[Dataset records]
=-=-=-=-=
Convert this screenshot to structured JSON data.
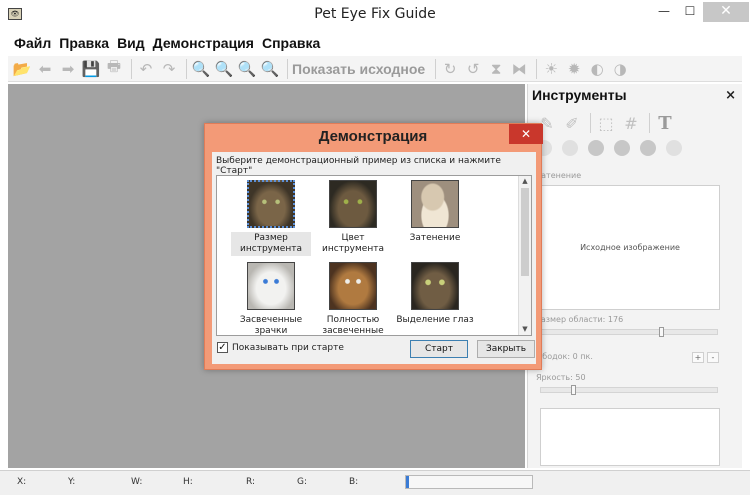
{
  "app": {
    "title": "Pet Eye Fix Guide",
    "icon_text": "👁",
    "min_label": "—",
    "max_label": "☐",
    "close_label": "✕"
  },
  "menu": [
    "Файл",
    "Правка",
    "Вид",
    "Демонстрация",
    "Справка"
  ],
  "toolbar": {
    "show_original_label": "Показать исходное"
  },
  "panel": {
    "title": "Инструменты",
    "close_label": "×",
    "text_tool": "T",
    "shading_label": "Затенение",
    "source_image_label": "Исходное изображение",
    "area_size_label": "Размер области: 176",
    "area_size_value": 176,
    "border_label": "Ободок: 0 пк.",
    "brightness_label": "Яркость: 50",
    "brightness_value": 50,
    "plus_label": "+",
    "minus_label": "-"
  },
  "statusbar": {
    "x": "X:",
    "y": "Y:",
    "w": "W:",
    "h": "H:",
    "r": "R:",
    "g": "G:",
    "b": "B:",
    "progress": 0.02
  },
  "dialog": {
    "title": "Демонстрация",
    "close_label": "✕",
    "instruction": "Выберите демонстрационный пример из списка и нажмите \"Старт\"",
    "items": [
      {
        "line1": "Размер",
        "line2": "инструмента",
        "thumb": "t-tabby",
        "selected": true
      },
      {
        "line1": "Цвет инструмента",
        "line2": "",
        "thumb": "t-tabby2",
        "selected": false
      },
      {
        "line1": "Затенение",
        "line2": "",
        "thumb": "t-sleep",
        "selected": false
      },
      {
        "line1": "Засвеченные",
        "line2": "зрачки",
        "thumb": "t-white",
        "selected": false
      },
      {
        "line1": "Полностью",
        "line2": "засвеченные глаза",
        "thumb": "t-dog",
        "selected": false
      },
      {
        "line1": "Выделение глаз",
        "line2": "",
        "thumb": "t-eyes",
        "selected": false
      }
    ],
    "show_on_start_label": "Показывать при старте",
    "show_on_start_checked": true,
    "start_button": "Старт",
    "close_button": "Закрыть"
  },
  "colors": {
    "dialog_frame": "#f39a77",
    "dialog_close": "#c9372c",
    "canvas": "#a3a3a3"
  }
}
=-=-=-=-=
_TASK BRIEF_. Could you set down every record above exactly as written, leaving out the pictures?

_ANSWER SECTION_.
Convert this screenshot to structured JSON data.
{
  "app": {
    "title": "Pet Eye Fix Guide",
    "icon_text": "👁",
    "min_label": "—",
    "max_label": "☐",
    "close_label": "✕"
  },
  "menu": [
    "Файл",
    "Правка",
    "Вид",
    "Демонстрация",
    "Справка"
  ],
  "toolbar": {
    "show_original_label": "Показать исходное"
  },
  "panel": {
    "title": "Инструменты",
    "close_label": "×",
    "text_tool": "T",
    "shading_label": "Затенение",
    "source_image_label": "Исходное изображение",
    "area_size_label": "Размер области: 176",
    "area_size_value": 176,
    "border_label": "Ободок: 0 пк.",
    "brightness_label": "Яркость: 50",
    "brightness_value": 50,
    "plus_label": "+",
    "minus_label": "-"
  },
  "statusbar": {
    "x": "X:",
    "y": "Y:",
    "w": "W:",
    "h": "H:",
    "r": "R:",
    "g": "G:",
    "b": "B:",
    "progress": 0.02
  },
  "dialog": {
    "title": "Демонстрация",
    "close_label": "✕",
    "instruction": "Выберите демонстрационный пример из списка и нажмите \"Старт\"",
    "items": [
      {
        "line1": "Размер",
        "line2": "инструмента",
        "thumb": "t-tabby",
        "selected": true
      },
      {
        "line1": "Цвет инструмента",
        "line2": "",
        "thumb": "t-tabby2",
        "selected": false
      },
      {
        "line1": "Затенение",
        "line2": "",
        "thumb": "t-sleep",
        "selected": false
      },
      {
        "line1": "Засвеченные",
        "line2": "зрачки",
        "thumb": "t-white",
        "selected": false
      },
      {
        "line1": "Полностью",
        "line2": "засвеченные глаза",
        "thumb": "t-dog",
        "selected": false
      },
      {
        "line1": "Выделение глаз",
        "line2": "",
        "thumb": "t-eyes",
        "selected": false
      }
    ],
    "show_on_start_label": "Показывать при старте",
    "show_on_start_checked": true,
    "start_button": "Старт",
    "close_button": "Закрыть"
  },
  "colors": {
    "dialog_frame": "#f39a77",
    "dialog_close": "#c9372c",
    "canvas": "#a3a3a3"
  }
}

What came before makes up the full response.